### EXERCISE OBJECTIVE
In the data below, how many lines contain the string "this"? Give only the figure.

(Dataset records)
Start of Block

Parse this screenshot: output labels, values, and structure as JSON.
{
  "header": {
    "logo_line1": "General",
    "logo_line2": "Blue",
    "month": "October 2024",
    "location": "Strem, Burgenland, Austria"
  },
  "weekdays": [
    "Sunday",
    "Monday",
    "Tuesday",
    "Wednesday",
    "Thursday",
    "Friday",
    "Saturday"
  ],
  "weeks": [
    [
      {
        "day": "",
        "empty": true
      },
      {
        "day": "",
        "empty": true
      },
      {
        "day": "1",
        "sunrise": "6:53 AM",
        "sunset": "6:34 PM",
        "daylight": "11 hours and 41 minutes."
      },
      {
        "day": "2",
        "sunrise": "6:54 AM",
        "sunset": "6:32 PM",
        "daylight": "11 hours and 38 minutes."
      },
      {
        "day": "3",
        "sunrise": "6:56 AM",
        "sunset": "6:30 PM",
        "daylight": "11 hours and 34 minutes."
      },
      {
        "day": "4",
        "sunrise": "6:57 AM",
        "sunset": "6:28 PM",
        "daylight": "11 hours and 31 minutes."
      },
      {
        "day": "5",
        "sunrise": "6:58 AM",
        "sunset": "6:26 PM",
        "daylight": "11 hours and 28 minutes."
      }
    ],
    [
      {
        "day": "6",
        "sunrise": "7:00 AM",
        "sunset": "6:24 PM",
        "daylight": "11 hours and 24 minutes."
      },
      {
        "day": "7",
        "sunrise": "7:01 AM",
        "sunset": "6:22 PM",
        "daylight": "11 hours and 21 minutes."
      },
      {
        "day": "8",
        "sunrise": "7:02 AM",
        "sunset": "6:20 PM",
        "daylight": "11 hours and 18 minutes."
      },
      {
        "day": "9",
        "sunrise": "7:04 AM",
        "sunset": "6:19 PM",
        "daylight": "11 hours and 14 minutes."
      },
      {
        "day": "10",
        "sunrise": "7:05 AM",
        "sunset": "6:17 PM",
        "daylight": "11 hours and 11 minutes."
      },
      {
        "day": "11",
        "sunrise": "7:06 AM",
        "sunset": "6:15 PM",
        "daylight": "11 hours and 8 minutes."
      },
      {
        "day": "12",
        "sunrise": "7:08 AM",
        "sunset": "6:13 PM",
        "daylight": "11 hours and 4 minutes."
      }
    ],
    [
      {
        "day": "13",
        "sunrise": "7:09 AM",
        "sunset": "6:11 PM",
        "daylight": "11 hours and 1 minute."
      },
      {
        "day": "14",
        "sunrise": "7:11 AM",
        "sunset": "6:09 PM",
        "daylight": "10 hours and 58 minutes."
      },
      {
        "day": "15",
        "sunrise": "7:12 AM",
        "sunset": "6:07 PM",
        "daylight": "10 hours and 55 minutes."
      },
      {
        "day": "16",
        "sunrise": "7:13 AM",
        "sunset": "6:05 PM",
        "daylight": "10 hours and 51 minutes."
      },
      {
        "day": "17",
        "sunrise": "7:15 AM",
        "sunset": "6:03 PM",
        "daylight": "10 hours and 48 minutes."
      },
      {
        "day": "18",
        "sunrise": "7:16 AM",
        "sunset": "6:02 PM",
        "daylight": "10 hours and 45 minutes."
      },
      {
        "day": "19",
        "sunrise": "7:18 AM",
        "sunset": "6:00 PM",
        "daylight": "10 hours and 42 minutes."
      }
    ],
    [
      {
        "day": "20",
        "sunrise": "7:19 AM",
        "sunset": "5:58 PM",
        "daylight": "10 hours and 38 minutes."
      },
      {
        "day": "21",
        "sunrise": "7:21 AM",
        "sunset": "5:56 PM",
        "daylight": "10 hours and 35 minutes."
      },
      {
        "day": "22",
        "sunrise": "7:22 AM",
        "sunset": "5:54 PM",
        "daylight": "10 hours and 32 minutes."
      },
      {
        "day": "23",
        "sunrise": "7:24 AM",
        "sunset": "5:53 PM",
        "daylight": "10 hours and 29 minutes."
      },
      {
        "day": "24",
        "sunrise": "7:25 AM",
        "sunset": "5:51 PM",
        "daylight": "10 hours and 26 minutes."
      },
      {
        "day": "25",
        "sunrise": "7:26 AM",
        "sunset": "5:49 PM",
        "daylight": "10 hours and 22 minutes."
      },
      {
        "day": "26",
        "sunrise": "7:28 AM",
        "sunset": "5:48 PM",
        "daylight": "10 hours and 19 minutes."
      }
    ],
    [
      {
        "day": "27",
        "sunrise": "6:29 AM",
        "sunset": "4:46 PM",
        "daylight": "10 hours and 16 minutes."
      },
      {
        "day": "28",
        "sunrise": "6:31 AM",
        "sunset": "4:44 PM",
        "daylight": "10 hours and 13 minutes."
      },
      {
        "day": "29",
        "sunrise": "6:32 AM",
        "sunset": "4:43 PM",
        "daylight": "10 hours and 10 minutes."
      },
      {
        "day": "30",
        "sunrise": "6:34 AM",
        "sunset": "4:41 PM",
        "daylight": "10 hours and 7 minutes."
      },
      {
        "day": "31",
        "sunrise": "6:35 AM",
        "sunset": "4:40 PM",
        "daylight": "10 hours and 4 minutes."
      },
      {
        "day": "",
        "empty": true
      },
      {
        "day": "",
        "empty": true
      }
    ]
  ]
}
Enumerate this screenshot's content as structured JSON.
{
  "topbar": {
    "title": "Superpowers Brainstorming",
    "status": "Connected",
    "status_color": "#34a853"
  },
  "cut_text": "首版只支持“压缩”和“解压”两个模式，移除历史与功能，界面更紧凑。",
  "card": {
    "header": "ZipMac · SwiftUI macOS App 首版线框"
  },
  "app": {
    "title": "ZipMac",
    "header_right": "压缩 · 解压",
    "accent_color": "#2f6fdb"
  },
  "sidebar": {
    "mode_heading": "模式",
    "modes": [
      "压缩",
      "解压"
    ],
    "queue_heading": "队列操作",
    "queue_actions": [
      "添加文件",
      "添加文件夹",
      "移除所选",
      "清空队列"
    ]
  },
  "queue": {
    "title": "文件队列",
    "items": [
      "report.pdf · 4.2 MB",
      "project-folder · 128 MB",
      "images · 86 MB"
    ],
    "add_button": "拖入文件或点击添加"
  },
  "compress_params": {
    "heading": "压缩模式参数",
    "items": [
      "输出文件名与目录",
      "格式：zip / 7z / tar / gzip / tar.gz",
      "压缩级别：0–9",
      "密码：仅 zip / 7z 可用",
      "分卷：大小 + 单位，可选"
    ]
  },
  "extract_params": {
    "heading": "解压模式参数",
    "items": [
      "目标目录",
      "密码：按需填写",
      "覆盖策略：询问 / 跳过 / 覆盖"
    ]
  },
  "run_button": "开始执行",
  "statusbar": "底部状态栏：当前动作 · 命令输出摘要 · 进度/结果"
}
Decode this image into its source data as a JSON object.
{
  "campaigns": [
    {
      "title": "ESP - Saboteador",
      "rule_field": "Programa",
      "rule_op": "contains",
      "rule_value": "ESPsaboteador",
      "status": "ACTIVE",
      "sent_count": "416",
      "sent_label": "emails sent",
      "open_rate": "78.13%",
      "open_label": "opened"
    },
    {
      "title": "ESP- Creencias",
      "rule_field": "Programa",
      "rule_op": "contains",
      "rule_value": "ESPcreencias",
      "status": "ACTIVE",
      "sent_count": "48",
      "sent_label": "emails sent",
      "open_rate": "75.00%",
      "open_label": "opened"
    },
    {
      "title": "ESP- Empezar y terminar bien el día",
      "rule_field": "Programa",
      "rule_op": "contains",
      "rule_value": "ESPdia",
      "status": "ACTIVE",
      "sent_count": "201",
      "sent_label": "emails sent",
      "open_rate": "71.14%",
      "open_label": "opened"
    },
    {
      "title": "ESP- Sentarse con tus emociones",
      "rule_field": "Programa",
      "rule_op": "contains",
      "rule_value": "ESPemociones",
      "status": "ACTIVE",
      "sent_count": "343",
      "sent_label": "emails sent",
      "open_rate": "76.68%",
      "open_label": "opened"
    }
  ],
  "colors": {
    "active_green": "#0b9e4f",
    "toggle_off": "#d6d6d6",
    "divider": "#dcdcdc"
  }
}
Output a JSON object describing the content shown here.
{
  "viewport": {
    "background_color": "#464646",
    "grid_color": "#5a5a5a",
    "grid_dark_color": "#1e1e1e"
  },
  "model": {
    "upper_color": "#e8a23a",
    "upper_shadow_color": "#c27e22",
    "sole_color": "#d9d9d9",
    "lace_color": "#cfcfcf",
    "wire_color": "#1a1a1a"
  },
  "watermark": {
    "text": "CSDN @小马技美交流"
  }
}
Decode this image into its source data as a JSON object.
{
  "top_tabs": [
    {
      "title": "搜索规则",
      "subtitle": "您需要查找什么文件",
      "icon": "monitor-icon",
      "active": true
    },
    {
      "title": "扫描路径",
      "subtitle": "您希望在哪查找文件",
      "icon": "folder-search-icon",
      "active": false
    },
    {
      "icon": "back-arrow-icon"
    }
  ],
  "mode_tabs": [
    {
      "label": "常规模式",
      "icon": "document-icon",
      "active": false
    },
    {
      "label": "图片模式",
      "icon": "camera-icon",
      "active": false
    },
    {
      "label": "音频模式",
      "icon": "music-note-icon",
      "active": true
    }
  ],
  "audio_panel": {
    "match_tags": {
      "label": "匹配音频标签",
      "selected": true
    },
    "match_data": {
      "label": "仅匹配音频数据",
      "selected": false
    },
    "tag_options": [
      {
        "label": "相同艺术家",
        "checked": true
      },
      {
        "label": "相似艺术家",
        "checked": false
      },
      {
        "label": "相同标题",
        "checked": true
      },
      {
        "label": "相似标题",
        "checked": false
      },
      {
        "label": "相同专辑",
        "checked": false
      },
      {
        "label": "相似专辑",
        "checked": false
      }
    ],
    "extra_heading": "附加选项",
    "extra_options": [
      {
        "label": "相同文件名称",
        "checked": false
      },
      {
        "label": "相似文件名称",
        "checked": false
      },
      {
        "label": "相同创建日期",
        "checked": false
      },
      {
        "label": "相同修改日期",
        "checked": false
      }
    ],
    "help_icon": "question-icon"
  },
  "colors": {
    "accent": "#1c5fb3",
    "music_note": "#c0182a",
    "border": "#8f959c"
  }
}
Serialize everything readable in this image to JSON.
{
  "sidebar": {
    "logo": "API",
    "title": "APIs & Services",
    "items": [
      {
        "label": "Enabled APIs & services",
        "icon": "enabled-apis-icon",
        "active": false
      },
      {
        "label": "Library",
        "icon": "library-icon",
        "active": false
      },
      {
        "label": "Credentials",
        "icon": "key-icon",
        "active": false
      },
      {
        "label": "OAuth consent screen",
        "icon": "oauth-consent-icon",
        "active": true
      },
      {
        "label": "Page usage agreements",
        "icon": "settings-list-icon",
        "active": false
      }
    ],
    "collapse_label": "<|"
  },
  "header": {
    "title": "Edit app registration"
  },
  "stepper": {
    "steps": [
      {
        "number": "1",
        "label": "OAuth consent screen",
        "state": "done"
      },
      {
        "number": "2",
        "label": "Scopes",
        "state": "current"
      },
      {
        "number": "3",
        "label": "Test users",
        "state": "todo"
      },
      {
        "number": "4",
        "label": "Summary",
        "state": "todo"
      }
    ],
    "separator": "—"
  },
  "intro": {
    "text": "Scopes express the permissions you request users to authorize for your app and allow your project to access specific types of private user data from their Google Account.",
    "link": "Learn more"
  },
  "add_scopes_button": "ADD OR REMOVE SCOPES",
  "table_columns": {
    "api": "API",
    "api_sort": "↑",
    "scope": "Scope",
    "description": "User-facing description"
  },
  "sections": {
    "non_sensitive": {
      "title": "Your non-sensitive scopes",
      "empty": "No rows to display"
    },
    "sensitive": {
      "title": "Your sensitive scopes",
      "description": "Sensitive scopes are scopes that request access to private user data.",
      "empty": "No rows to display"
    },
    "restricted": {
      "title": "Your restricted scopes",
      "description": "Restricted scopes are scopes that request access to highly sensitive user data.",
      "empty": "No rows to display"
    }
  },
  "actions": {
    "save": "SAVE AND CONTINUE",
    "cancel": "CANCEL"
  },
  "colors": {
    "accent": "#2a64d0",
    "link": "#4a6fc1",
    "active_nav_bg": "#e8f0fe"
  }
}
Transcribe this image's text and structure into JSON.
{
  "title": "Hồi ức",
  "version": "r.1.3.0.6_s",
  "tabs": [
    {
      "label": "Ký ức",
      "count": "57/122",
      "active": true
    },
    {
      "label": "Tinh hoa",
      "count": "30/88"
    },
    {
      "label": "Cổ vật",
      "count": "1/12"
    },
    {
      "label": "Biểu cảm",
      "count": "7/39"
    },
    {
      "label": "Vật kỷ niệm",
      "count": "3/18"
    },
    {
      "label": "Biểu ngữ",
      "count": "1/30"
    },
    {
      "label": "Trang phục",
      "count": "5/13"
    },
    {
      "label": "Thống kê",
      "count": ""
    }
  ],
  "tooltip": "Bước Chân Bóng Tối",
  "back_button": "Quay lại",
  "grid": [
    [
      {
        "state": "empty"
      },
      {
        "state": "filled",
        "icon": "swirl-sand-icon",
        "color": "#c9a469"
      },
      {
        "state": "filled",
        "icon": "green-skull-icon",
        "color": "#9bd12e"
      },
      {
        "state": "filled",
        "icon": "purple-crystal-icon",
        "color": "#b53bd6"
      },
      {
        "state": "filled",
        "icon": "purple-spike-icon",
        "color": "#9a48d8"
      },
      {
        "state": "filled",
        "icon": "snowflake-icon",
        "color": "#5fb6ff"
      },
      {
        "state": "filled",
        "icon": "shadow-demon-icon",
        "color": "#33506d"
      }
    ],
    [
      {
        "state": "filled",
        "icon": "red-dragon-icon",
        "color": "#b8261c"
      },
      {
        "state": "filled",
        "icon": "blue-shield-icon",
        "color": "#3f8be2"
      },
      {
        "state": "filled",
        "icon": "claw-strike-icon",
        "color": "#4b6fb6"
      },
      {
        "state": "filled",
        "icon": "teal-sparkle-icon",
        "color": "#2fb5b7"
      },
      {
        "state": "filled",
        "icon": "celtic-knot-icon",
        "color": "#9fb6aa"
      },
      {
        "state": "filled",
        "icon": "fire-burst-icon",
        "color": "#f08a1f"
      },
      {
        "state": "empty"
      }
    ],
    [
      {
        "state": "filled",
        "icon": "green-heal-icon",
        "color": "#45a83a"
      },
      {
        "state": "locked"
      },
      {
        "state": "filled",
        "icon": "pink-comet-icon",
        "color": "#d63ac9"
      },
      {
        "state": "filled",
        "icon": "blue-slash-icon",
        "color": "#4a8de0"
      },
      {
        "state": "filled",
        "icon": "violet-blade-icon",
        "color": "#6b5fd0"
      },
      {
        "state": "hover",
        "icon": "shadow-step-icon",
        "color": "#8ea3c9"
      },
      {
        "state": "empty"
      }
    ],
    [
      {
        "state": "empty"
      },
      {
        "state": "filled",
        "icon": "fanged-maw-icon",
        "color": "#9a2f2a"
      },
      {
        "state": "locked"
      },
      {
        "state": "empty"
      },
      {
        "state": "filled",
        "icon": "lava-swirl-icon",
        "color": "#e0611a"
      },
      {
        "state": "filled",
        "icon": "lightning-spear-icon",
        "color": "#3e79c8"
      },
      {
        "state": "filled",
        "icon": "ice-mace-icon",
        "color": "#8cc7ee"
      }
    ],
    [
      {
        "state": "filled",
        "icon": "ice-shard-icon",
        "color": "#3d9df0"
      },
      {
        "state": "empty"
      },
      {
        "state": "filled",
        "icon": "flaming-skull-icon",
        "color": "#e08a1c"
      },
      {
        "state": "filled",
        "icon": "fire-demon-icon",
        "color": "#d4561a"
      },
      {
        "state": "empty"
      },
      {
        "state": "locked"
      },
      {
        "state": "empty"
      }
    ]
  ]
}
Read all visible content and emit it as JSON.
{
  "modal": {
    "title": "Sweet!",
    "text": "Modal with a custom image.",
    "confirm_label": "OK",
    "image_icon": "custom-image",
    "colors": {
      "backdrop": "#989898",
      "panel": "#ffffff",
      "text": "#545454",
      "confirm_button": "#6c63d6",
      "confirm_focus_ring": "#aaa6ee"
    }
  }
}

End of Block

### RESPONSE
6